START MATERIAL FOR THIS TASK
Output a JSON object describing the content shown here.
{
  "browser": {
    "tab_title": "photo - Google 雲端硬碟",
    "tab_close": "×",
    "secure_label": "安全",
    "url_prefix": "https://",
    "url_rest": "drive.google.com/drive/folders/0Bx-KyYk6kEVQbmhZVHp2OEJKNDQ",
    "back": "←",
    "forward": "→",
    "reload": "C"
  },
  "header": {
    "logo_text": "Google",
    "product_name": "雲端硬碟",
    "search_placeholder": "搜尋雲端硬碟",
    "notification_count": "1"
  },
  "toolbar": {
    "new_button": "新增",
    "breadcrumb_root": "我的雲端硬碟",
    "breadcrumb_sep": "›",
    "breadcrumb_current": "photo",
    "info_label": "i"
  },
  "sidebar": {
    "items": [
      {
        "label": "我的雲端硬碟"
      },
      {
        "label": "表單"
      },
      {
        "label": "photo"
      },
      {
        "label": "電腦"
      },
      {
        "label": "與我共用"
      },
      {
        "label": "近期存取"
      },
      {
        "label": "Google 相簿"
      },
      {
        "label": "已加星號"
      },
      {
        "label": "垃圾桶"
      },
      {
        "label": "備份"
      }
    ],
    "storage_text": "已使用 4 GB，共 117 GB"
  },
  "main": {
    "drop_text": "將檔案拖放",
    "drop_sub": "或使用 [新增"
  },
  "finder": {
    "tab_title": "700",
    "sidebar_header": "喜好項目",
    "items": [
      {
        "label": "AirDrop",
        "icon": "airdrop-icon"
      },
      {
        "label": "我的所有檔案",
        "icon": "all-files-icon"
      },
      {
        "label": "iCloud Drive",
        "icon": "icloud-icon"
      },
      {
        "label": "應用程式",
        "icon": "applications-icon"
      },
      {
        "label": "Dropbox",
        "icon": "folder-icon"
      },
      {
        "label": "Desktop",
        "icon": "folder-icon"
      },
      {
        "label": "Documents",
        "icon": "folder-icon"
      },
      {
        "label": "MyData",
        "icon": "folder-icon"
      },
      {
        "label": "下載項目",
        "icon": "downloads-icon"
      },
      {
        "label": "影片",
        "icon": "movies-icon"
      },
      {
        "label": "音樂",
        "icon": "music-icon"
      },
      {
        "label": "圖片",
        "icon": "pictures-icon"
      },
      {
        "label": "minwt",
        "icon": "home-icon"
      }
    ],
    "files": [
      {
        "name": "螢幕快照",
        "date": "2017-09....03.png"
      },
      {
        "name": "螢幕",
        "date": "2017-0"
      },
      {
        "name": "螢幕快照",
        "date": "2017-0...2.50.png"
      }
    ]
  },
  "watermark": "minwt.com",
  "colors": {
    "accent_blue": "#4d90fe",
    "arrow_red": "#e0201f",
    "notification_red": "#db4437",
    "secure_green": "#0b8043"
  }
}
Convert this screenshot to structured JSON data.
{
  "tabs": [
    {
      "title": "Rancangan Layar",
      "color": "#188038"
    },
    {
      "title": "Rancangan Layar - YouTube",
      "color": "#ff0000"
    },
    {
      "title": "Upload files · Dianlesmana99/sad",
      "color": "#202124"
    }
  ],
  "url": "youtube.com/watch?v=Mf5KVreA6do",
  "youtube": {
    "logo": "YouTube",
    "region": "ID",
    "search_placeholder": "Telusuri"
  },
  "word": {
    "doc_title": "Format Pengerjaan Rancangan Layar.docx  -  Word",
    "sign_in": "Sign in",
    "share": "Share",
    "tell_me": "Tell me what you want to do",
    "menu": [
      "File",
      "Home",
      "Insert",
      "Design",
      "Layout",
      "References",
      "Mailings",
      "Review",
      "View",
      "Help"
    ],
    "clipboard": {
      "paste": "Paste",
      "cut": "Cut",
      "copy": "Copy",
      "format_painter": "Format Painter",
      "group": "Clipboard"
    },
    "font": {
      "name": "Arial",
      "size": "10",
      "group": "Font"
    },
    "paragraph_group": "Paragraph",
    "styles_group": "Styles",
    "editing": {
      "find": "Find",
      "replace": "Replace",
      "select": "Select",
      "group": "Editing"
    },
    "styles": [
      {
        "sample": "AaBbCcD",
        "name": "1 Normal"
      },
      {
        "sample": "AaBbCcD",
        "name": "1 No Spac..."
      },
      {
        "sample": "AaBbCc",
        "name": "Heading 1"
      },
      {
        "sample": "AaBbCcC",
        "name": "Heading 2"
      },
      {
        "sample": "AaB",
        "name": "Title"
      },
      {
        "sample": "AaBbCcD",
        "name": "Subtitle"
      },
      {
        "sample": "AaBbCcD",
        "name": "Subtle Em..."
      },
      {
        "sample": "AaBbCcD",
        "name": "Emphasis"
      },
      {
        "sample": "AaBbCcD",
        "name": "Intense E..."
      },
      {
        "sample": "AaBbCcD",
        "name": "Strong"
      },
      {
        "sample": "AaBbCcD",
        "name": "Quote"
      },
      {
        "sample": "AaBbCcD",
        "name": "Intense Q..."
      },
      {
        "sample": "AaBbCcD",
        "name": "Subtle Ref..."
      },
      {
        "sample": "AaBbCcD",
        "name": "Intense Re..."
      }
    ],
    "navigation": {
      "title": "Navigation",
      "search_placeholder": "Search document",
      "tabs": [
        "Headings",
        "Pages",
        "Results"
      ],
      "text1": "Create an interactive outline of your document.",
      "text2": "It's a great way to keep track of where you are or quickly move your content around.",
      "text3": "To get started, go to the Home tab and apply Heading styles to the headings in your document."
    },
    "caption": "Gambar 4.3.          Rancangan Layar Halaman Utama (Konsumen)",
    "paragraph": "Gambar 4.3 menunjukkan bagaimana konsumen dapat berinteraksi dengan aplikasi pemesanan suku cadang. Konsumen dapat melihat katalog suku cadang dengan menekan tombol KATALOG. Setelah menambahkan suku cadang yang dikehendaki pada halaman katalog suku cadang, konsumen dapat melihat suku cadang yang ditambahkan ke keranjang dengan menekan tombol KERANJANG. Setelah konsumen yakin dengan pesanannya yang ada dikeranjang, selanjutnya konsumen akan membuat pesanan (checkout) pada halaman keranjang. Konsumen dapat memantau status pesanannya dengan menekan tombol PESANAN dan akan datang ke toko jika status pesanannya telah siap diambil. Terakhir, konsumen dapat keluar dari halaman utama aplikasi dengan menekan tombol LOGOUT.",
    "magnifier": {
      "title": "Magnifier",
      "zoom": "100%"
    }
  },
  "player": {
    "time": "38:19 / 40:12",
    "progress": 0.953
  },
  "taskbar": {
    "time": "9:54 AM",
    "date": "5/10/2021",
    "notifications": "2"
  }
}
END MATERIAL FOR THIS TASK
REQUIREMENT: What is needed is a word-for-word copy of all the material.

EXERCISE RESPONSE:
Output a JSON object describing the content shown here.
{
  "browser": {
    "tab_title": "photo - Google 雲端硬碟",
    "tab_close": "×",
    "secure_label": "安全",
    "url_prefix": "https://",
    "url_rest": "drive.google.com/drive/folders/0Bx-KyYk6kEVQbmhZVHp2OEJKNDQ",
    "back": "←",
    "forward": "→",
    "reload": "C"
  },
  "header": {
    "logo_text": "Google",
    "product_name": "雲端硬碟",
    "search_placeholder": "搜尋雲端硬碟",
    "notification_count": "1"
  },
  "toolbar": {
    "new_button": "新增",
    "breadcrumb_root": "我的雲端硬碟",
    "breadcrumb_sep": "›",
    "breadcrumb_current": "photo",
    "info_label": "i"
  },
  "sidebar": {
    "items": [
      {
        "label": "我的雲端硬碟"
      },
      {
        "label": "表單"
      },
      {
        "label": "photo"
      },
      {
        "label": "電腦"
      },
      {
        "label": "與我共用"
      },
      {
        "label": "近期存取"
      },
      {
        "label": "Google 相簿"
      },
      {
        "label": "已加星號"
      },
      {
        "label": "垃圾桶"
      },
      {
        "label": "備份"
      }
    ],
    "storage_text": "已使用 4 GB，共 117 GB"
  },
  "main": {
    "drop_text": "將檔案拖放",
    "drop_sub": "或使用 [新增"
  },
  "finder": {
    "tab_title": "700",
    "sidebar_header": "喜好項目",
    "items": [
      {
        "label": "AirDrop",
        "icon": "airdrop-icon"
      },
      {
        "label": "我的所有檔案",
        "icon": "all-files-icon"
      },
      {
        "label": "iCloud Drive",
        "icon": "icloud-icon"
      },
      {
        "label": "應用程式",
        "icon": "applications-icon"
      },
      {
        "label": "Dropbox",
        "icon": "folder-icon"
      },
      {
        "label": "Desktop",
        "icon": "folder-icon"
      },
      {
        "label": "Documents",
        "icon": "folder-icon"
      },
      {
        "label": "MyData",
        "icon": "folder-icon"
      },
      {
        "label": "下載項目",
        "icon": "downloads-icon"
      },
      {
        "label": "影片",
        "icon": "movies-icon"
      },
      {
        "label": "音樂",
        "icon": "music-icon"
      },
      {
        "label": "圖片",
        "icon": "pictures-icon"
      },
      {
        "label": "minwt",
        "icon": "home-icon"
      }
    ],
    "files": [
      {
        "name": "螢幕快照",
        "date": "2017-09....03.png"
      },
      {
        "name": "螢幕",
        "date": "2017-0"
      },
      {
        "name": "螢幕快照",
        "date": "2017-0...2.50.png"
      }
    ]
  },
  "watermark": "minwt.com",
  "colors": {
    "accent_blue": "#4d90fe",
    "arrow_red": "#e0201f",
    "notification_red": "#db4437",
    "secure_green": "#0b8043"
  }
}
Convert this screenshot to structured JSON data.
{
  "tabs": [
    {
      "title": "Rancangan Layar",
      "color": "#188038"
    },
    {
      "title": "Rancangan Layar - YouTube",
      "color": "#ff0000"
    },
    {
      "title": "Upload files · Dianlesmana99/sad",
      "color": "#202124"
    }
  ],
  "url": "youtube.com/watch?v=Mf5KVreA6do",
  "youtube": {
    "logo": "YouTube",
    "region": "ID",
    "search_placeholder": "Telusuri"
  },
  "word": {
    "doc_title": "Format Pengerjaan Rancangan Layar.docx  -  Word",
    "sign_in": "Sign in",
    "share": "Share",
    "tell_me": "Tell me what you want to do",
    "menu": [
      "File",
      "Home",
      "Insert",
      "Design",
      "Layout",
      "References",
      "Mailings",
      "Review",
      "View",
      "Help"
    ],
    "clipboard": {
      "paste": "Paste",
      "cut": "Cut",
      "copy": "Copy",
      "format_painter": "Format Painter",
      "group": "Clipboard"
    },
    "font": {
      "name": "Arial",
      "size": "10",
      "group": "Font"
    },
    "paragraph_group": "Paragraph",
    "styles_group": "Styles",
    "editing": {
      "find": "Find",
      "replace": "Replace",
      "select": "Select",
      "group": "Editing"
    },
    "styles": [
      {
        "sample": "AaBbCcD",
        "name": "1 Normal"
      },
      {
        "sample": "AaBbCcD",
        "name": "1 No Spac..."
      },
      {
        "sample": "AaBbCc",
        "name": "Heading 1"
      },
      {
        "sample": "AaBbCcC",
        "name": "Heading 2"
      },
      {
        "sample": "AaB",
        "name": "Title"
      },
      {
        "sample": "AaBbCcD",
        "name": "Subtitle"
      },
      {
        "sample": "AaBbCcD",
        "name": "Subtle Em..."
      },
      {
        "sample": "AaBbCcD",
        "name": "Emphasis"
      },
      {
        "sample": "AaBbCcD",
        "name": "Intense E..."
      },
      {
        "sample": "AaBbCcD",
        "name": "Strong"
      },
      {
        "sample": "AaBbCcD",
        "name": "Quote"
      },
      {
        "sample": "AaBbCcD",
        "name": "Intense Q..."
      },
      {
        "sample": "AaBbCcD",
        "name": "Subtle Ref..."
      },
      {
        "sample": "AaBbCcD",
        "name": "Intense Re..."
      }
    ],
    "navigation": {
      "title": "Navigation",
      "search_placeholder": "Search document",
      "tabs": [
        "Headings",
        "Pages",
        "Results"
      ],
      "text1": "Create an interactive outline of your document.",
      "text2": "It's a great way to keep track of where you are or quickly move your content around.",
      "text3": "To get started, go to the Home tab and apply Heading styles to the headings in your document."
    },
    "caption": "Gambar 4.3.          Rancangan Layar Halaman Utama (Konsumen)",
    "paragraph": "Gambar 4.3 menunjukkan bagaimana konsumen dapat berinteraksi dengan aplikasi pemesanan suku cadang. Konsumen dapat melihat katalog suku cadang dengan menekan tombol KATALOG. Setelah menambahkan suku cadang yang dikehendaki pada halaman katalog suku cadang, konsumen dapat melihat suku cadang yang ditambahkan ke keranjang dengan menekan tombol KERANJANG. Setelah konsumen yakin dengan pesanannya yang ada dikeranjang, selanjutnya konsumen akan membuat pesanan (checkout) pada halaman keranjang. Konsumen dapat memantau status pesanannya dengan menekan tombol PESANAN dan akan datang ke toko jika status pesanannya telah siap diambil. Terakhir, konsumen dapat keluar dari halaman utama aplikasi dengan menekan tombol LOGOUT.",
    "magnifier": {
      "title": "Magnifier",
      "zoom": "100%"
    }
  },
  "player": {
    "time": "38:19 / 40:12",
    "progress": 0.953
  },
  "taskbar": {
    "time": "9:54 AM",
    "date": "5/10/2021",
    "notifications": "2"
  }
}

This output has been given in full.